▸ What you need to do
Go through the listing below and repeat it exactly, omitting each picture.

▸ Records for the exercise
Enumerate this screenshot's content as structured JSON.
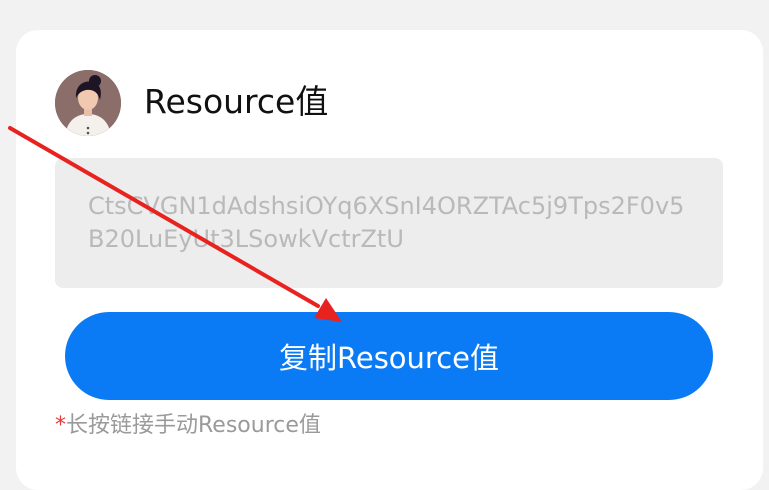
{
  "header": {
    "title": "Resource值",
    "avatar_icon": "user-avatar-icon"
  },
  "token": {
    "value": "CtsCVGN1dAdshsiOYq6XSnI4ORZTAc5j9Tps2F0v5B20LuEyUt3LSowkVctrZtU"
  },
  "actions": {
    "copy_label": "复制Resource值"
  },
  "hint": {
    "star": "*",
    "text": "长按链接手动Resource值"
  },
  "colors": {
    "accent": "#0a7bf5",
    "required_star": "#e53935",
    "annotation_arrow": "#e8231f"
  }
}
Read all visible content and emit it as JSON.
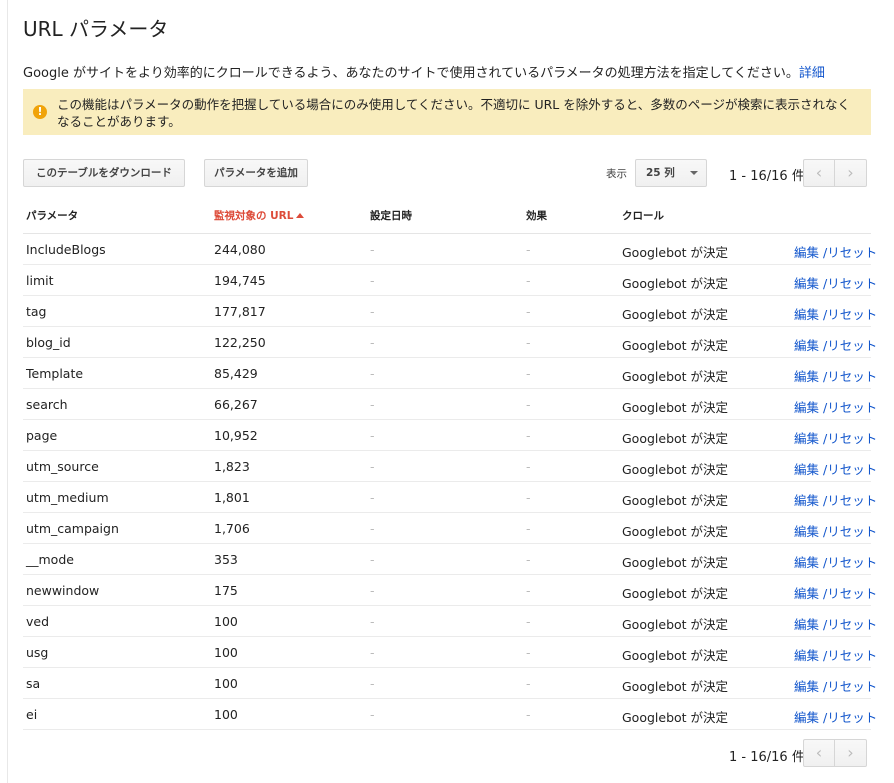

▸ Worked solution
Enumerate this screenshot's content as structured JSON.
{
  "header": {
    "title": "Resource值",
    "avatar_icon": "user-avatar-icon"
  },
  "token": {
    "value": "CtsCVGN1dAdshsiOYq6XSnI4ORZTAc5j9Tps2F0v5B20LuEyUt3LSowkVctrZtU"
  },
  "actions": {
    "copy_label": "复制Resource值"
  },
  "hint": {
    "star": "*",
    "text": "长按链接手动Resource值"
  },
  "colors": {
    "accent": "#0a7bf5",
    "required_star": "#e53935",
    "annotation_arrow": "#e8231f"
  }
}
Read all visible content and emit it as JSON.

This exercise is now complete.